Activity:
Check every line of the entries below for the word "Isaac". Then give the number of lines that have it, with nothing added.

[Items from an interface collection]
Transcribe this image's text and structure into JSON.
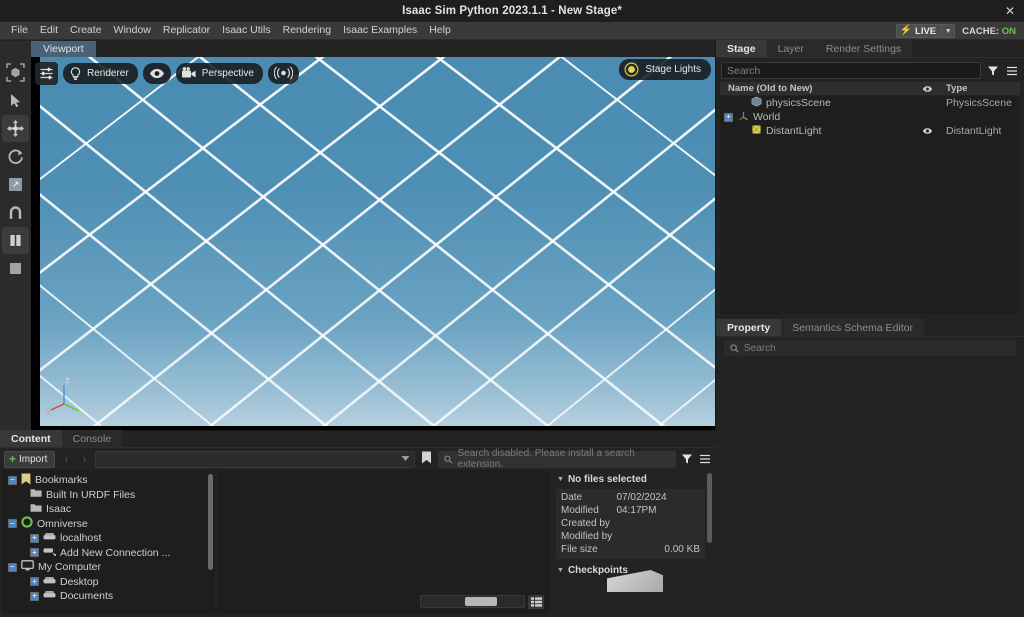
{
  "window": {
    "title": "Isaac Sim Python 2023.1.1 - New Stage*",
    "close_label": "✕"
  },
  "menubar": {
    "items": [
      {
        "label": "File"
      },
      {
        "label": "Edit"
      },
      {
        "label": "Create"
      },
      {
        "label": "Window"
      },
      {
        "label": "Replicator"
      },
      {
        "label": "Isaac Utils"
      },
      {
        "label": "Rendering"
      },
      {
        "label": "Isaac Examples"
      },
      {
        "label": "Help"
      }
    ],
    "live_label": "LIVE",
    "cache_label": "CACHE:",
    "cache_value": "ON",
    "cache_color": "#6fc04a",
    "bolt_color": "#e8d020"
  },
  "left_toolbar": {
    "tools": [
      {
        "name": "select-box-tool",
        "active": false
      },
      {
        "name": "select-arrow-tool",
        "active": false
      },
      {
        "name": "move-tool",
        "active": true
      },
      {
        "name": "rotate-tool",
        "active": false
      },
      {
        "name": "scale-tool",
        "active": false
      },
      {
        "name": "snap-tool",
        "active": false
      },
      {
        "name": "pause-tool",
        "active": true
      },
      {
        "name": "stop-tool",
        "active": false
      }
    ]
  },
  "viewport": {
    "tab_label": "Viewport",
    "toolbar": {
      "settings_icon": "sliders-icon",
      "renderer_label": "Renderer",
      "renderer_icon": "bulb-icon",
      "visibility_icon": "eye-icon",
      "camera_label": "Perspective",
      "camera_icon": "camera-icon",
      "audio_icon": "speaker-icon",
      "stage_lights_label": "Stage Lights",
      "stage_lights_icon": "sun-icon"
    },
    "axis": {
      "x": "X",
      "y": "Y",
      "z": "Z",
      "x_color": "#d4453c",
      "y_color": "#68c23a",
      "z_color": "#4a8fd4"
    },
    "ground_color": "#4a8cb2",
    "grid_line_color": "#ffffff"
  },
  "stage_panel": {
    "tabs": [
      {
        "label": "Stage",
        "active": true
      },
      {
        "label": "Layer",
        "active": false
      },
      {
        "label": "Render Settings",
        "active": false
      }
    ],
    "search_placeholder": "Search",
    "columns": {
      "name": "Name (Old to New)",
      "eye": "eye-icon",
      "type": "Type"
    },
    "rows": [
      {
        "name": "physicsScene",
        "type": "PhysicsScene",
        "icon": "cube-icon",
        "expandable": false,
        "eye": false
      },
      {
        "name": "World",
        "type": "",
        "icon": "axis-icon",
        "expandable": true,
        "eye": false
      },
      {
        "name": "DistantLight",
        "type": "DistantLight",
        "icon": "light-icon",
        "expandable": false,
        "eye": true
      }
    ]
  },
  "property_panel": {
    "tabs": [
      {
        "label": "Property",
        "active": true
      },
      {
        "label": "Semantics Schema Editor",
        "active": false
      }
    ],
    "search_placeholder": "Search"
  },
  "bottom_panel": {
    "tabs": [
      {
        "label": "Content",
        "active": true
      },
      {
        "label": "Console",
        "active": false
      }
    ],
    "import_label": "Import",
    "back_label": "‹",
    "forward_label": "›",
    "path_value": "",
    "search_placeholder": "Search disabled. Please install a search extension.",
    "tree": [
      {
        "label": "Bookmarks",
        "icon": "bookmark-icon",
        "indent": 0,
        "expander": "minus"
      },
      {
        "label": "Built In URDF Files",
        "icon": "folder-icon",
        "indent": 1,
        "expander": "none"
      },
      {
        "label": "Isaac",
        "icon": "folder-icon",
        "indent": 1,
        "expander": "none"
      },
      {
        "label": "Omniverse",
        "icon": "omniverse-icon",
        "indent": 0,
        "expander": "minus"
      },
      {
        "label": "localhost",
        "icon": "server-icon",
        "indent": 1,
        "expander": "plus"
      },
      {
        "label": "Add New Connection ...",
        "icon": "add-server-icon",
        "indent": 1,
        "expander": "plus"
      },
      {
        "label": "My Computer",
        "icon": "monitor-icon",
        "indent": 0,
        "expander": "minus"
      },
      {
        "label": "Desktop",
        "icon": "drive-icon",
        "indent": 1,
        "expander": "plus"
      },
      {
        "label": "Documents",
        "icon": "drive-icon",
        "indent": 1,
        "expander": "plus"
      }
    ],
    "info": {
      "selection_label": "No files selected",
      "date_modified_label": "Date Modified",
      "date_modified_value": "07/02/2024 04:17PM",
      "created_by_label": "Created by",
      "created_by_value": "",
      "modified_by_label": "Modified by",
      "modified_by_value": "",
      "file_size_label": "File size",
      "file_size_value": "0.00 KB",
      "checkpoints_label": "Checkpoints"
    }
  }
}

Reply to the exercise:
4